● Exercise materials:
◇ ◇ ◇ ◇ ◇ ◇ ◇

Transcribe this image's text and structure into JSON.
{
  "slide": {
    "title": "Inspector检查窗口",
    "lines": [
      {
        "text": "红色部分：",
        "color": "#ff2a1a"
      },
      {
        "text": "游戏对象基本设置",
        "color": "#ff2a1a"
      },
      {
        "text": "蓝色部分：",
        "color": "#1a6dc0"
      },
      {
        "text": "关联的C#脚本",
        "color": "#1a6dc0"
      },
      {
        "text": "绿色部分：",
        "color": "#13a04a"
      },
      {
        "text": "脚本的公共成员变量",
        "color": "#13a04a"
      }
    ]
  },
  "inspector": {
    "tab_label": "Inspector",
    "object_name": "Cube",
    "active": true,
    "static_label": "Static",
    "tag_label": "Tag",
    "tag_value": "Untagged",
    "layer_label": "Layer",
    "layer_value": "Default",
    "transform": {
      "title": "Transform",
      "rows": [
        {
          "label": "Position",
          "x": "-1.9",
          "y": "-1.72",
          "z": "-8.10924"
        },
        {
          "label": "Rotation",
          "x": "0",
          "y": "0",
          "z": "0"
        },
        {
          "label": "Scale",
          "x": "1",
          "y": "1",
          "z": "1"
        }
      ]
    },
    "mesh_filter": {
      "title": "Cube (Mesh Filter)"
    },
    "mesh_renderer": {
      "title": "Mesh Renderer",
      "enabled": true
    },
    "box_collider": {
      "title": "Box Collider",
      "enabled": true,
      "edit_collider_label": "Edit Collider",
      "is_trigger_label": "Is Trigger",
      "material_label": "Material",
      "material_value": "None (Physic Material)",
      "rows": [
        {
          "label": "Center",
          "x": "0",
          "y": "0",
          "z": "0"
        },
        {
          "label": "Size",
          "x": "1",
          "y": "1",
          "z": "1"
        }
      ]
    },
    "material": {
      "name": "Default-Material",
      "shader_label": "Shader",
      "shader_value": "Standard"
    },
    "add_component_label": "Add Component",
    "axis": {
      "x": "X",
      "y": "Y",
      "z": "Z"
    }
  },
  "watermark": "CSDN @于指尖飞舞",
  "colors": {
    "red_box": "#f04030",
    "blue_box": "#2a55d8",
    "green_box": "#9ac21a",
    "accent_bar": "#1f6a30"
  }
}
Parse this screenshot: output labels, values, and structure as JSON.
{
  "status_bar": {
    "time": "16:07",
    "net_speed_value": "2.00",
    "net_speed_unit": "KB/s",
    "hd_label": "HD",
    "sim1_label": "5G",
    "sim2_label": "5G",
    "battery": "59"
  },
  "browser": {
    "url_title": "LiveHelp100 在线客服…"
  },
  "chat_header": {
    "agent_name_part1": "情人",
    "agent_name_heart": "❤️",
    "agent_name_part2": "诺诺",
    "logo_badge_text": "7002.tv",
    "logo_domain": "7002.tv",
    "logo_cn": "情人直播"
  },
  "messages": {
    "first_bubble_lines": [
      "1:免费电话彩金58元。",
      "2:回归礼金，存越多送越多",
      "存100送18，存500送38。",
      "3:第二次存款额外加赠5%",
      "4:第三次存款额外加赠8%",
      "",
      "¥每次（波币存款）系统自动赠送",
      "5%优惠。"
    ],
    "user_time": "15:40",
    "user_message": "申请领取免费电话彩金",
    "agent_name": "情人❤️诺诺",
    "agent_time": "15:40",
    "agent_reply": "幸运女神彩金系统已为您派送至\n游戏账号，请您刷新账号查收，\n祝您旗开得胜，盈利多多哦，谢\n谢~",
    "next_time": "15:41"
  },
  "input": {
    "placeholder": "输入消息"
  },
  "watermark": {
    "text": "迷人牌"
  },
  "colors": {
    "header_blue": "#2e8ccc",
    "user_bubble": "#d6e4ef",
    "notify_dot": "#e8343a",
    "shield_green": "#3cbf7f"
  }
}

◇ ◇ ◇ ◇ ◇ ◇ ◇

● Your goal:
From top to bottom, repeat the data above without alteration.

● Answer box:
Transcribe this image's text and structure into JSON.
{
  "slide": {
    "title": "Inspector检查窗口",
    "lines": [
      {
        "text": "红色部分：",
        "color": "#ff2a1a"
      },
      {
        "text": "游戏对象基本设置",
        "color": "#ff2a1a"
      },
      {
        "text": "蓝色部分：",
        "color": "#1a6dc0"
      },
      {
        "text": "关联的C#脚本",
        "color": "#1a6dc0"
      },
      {
        "text": "绿色部分：",
        "color": "#13a04a"
      },
      {
        "text": "脚本的公共成员变量",
        "color": "#13a04a"
      }
    ]
  },
  "inspector": {
    "tab_label": "Inspector",
    "object_name": "Cube",
    "active": true,
    "static_label": "Static",
    "tag_label": "Tag",
    "tag_value": "Untagged",
    "layer_label": "Layer",
    "layer_value": "Default",
    "transform": {
      "title": "Transform",
      "rows": [
        {
          "label": "Position",
          "x": "-1.9",
          "y": "-1.72",
          "z": "-8.10924"
        },
        {
          "label": "Rotation",
          "x": "0",
          "y": "0",
          "z": "0"
        },
        {
          "label": "Scale",
          "x": "1",
          "y": "1",
          "z": "1"
        }
      ]
    },
    "mesh_filter": {
      "title": "Cube (Mesh Filter)"
    },
    "mesh_renderer": {
      "title": "Mesh Renderer",
      "enabled": true
    },
    "box_collider": {
      "title": "Box Collider",
      "enabled": true,
      "edit_collider_label": "Edit Collider",
      "is_trigger_label": "Is Trigger",
      "material_label": "Material",
      "material_value": "None (Physic Material)",
      "rows": [
        {
          "label": "Center",
          "x": "0",
          "y": "0",
          "z": "0"
        },
        {
          "label": "Size",
          "x": "1",
          "y": "1",
          "z": "1"
        }
      ]
    },
    "material": {
      "name": "Default-Material",
      "shader_label": "Shader",
      "shader_value": "Standard"
    },
    "add_component_label": "Add Component",
    "axis": {
      "x": "X",
      "y": "Y",
      "z": "Z"
    }
  },
  "watermark": "CSDN @于指尖飞舞",
  "colors": {
    "red_box": "#f04030",
    "blue_box": "#2a55d8",
    "green_box": "#9ac21a",
    "accent_bar": "#1f6a30"
  }
}
Parse this screenshot: output labels, values, and structure as JSON.
{
  "status_bar": {
    "time": "16:07",
    "net_speed_value": "2.00",
    "net_speed_unit": "KB/s",
    "hd_label": "HD",
    "sim1_label": "5G",
    "sim2_label": "5G",
    "battery": "59"
  },
  "browser": {
    "url_title": "LiveHelp100 在线客服…"
  },
  "chat_header": {
    "agent_name_part1": "情人",
    "agent_name_heart": "❤️",
    "agent_name_part2": "诺诺",
    "logo_badge_text": "7002.tv",
    "logo_domain": "7002.tv",
    "logo_cn": "情人直播"
  },
  "messages": {
    "first_bubble_lines": [
      "1:免费电话彩金58元。",
      "2:回归礼金，存越多送越多",
      "存100送18，存500送38。",
      "3:第二次存款额外加赠5%",
      "4:第三次存款额外加赠8%",
      "",
      "¥每次（波币存款）系统自动赠送",
      "5%优惠。"
    ],
    "user_time": "15:40",
    "user_message": "申请领取免费电话彩金",
    "agent_name": "情人❤️诺诺",
    "agent_time": "15:40",
    "agent_reply": "幸运女神彩金系统已为您派送至\n游戏账号，请您刷新账号查收，\n祝您旗开得胜，盈利多多哦，谢\n谢~",
    "next_time": "15:41"
  },
  "input": {
    "placeholder": "输入消息"
  },
  "watermark": {
    "text": "迷人牌"
  },
  "colors": {
    "header_blue": "#2e8ccc",
    "user_bubble": "#d6e4ef",
    "notify_dot": "#e8343a",
    "shield_green": "#3cbf7f"
  }
}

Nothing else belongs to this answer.